WORK ORDER ▸
In your copy of the records, include every word exactly and no pictures.

[Items from an interface collection]
_ _ _

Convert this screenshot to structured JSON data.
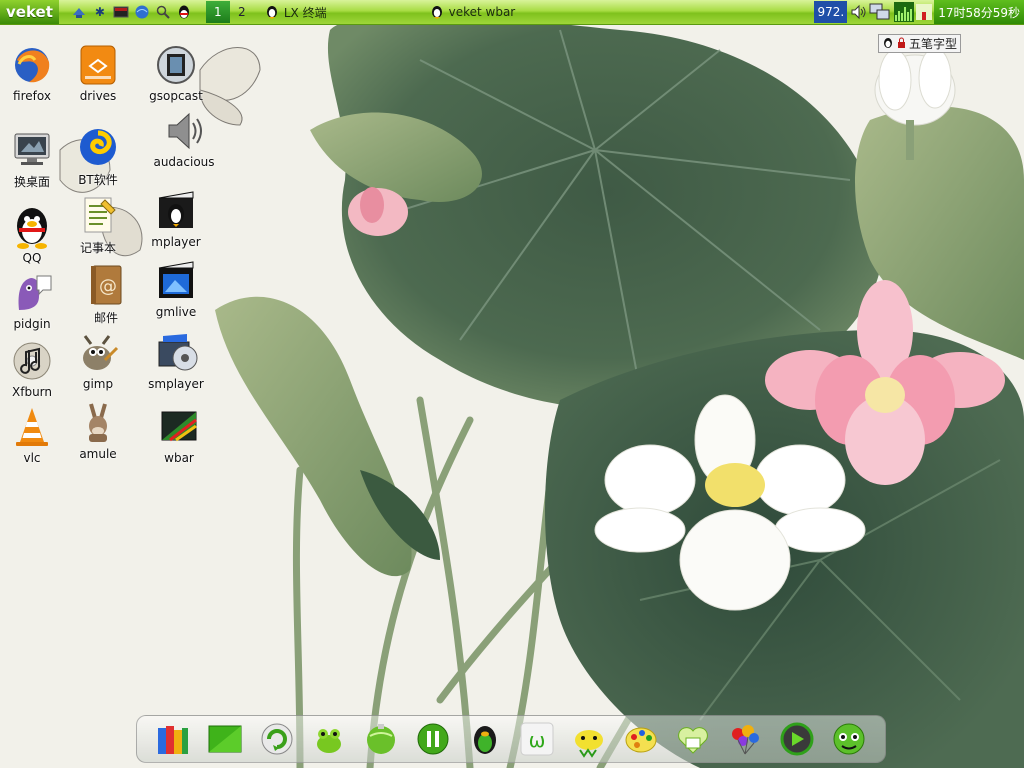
{
  "panel": {
    "menu_label": "veket",
    "workspaces": [
      "1",
      "2"
    ],
    "tasks": [
      {
        "label": "LX 终端",
        "icon": "tux-icon"
      },
      {
        "label": "veket wbar",
        "icon": "tux-icon"
      }
    ],
    "net_value": "972.",
    "clock": "17时58分59秒"
  },
  "ime": {
    "label": "五笔字型"
  },
  "desktop": {
    "icons": [
      {
        "label": "firefox",
        "icon": "firefox-icon"
      },
      {
        "label": "drives",
        "icon": "drives-icon"
      },
      {
        "label": "gsopcast",
        "icon": "gsopcast-icon"
      },
      {
        "label": "换桌面",
        "icon": "desktop-switch-icon"
      },
      {
        "label": "BT软件",
        "icon": "bt-icon"
      },
      {
        "label": "audacious",
        "icon": "speaker-icon"
      },
      {
        "label": "QQ",
        "icon": "qq-penguin-icon"
      },
      {
        "label": "记事本",
        "icon": "notepad-icon"
      },
      {
        "label": "mplayer",
        "icon": "mplayer-icon"
      },
      {
        "label": "pidgin",
        "icon": "pidgin-icon"
      },
      {
        "label": "邮件",
        "icon": "mail-icon"
      },
      {
        "label": "gmlive",
        "icon": "gmlive-icon"
      },
      {
        "label": "Xfburn",
        "icon": "xfburn-icon"
      },
      {
        "label": "gimp",
        "icon": "gimp-icon"
      },
      {
        "label": "smplayer",
        "icon": "smplayer-icon"
      },
      {
        "label": "vlc",
        "icon": "vlc-cone-icon"
      },
      {
        "label": "amule",
        "icon": "amule-icon"
      },
      {
        "label": "wbar",
        "icon": "wbar-icon"
      }
    ]
  },
  "dock": {
    "items": [
      "books-icon",
      "green-screen-icon",
      "refresh-icon",
      "frog-icon",
      "globe-icon",
      "pause-icon",
      "tux-icon",
      "w-icon",
      "chick-icon",
      "palette-icon",
      "heart-icon",
      "balloon-icon",
      "frame-icon",
      "robot-icon"
    ]
  },
  "colors": {
    "panel_green": "#8fcf2a",
    "clock_green": "#3a9410",
    "net_blue": "#1f4fa8"
  }
}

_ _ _

RESPONSE BELOW ▸
Convert this screenshot to structured JSON data.
{
  "panel": {
    "menu_label": "veket",
    "workspaces": [
      "1",
      "2"
    ],
    "tasks": [
      {
        "label": "LX 终端",
        "icon": "tux-icon"
      },
      {
        "label": "veket wbar",
        "icon": "tux-icon"
      }
    ],
    "net_value": "972.",
    "clock": "17时58分59秒"
  },
  "ime": {
    "label": "五笔字型"
  },
  "desktop": {
    "icons": [
      {
        "label": "firefox",
        "icon": "firefox-icon"
      },
      {
        "label": "drives",
        "icon": "drives-icon"
      },
      {
        "label": "gsopcast",
        "icon": "gsopcast-icon"
      },
      {
        "label": "换桌面",
        "icon": "desktop-switch-icon"
      },
      {
        "label": "BT软件",
        "icon": "bt-icon"
      },
      {
        "label": "audacious",
        "icon": "speaker-icon"
      },
      {
        "label": "QQ",
        "icon": "qq-penguin-icon"
      },
      {
        "label": "记事本",
        "icon": "notepad-icon"
      },
      {
        "label": "mplayer",
        "icon": "mplayer-icon"
      },
      {
        "label": "pidgin",
        "icon": "pidgin-icon"
      },
      {
        "label": "邮件",
        "icon": "mail-icon"
      },
      {
        "label": "gmlive",
        "icon": "gmlive-icon"
      },
      {
        "label": "Xfburn",
        "icon": "xfburn-icon"
      },
      {
        "label": "gimp",
        "icon": "gimp-icon"
      },
      {
        "label": "smplayer",
        "icon": "smplayer-icon"
      },
      {
        "label": "vlc",
        "icon": "vlc-cone-icon"
      },
      {
        "label": "amule",
        "icon": "amule-icon"
      },
      {
        "label": "wbar",
        "icon": "wbar-icon"
      }
    ]
  },
  "dock": {
    "items": [
      "books-icon",
      "green-screen-icon",
      "refresh-icon",
      "frog-icon",
      "globe-icon",
      "pause-icon",
      "tux-icon",
      "w-icon",
      "chick-icon",
      "palette-icon",
      "heart-icon",
      "balloon-icon",
      "frame-icon",
      "robot-icon"
    ]
  },
  "colors": {
    "panel_green": "#8fcf2a",
    "clock_green": "#3a9410",
    "net_blue": "#1f4fa8"
  }
}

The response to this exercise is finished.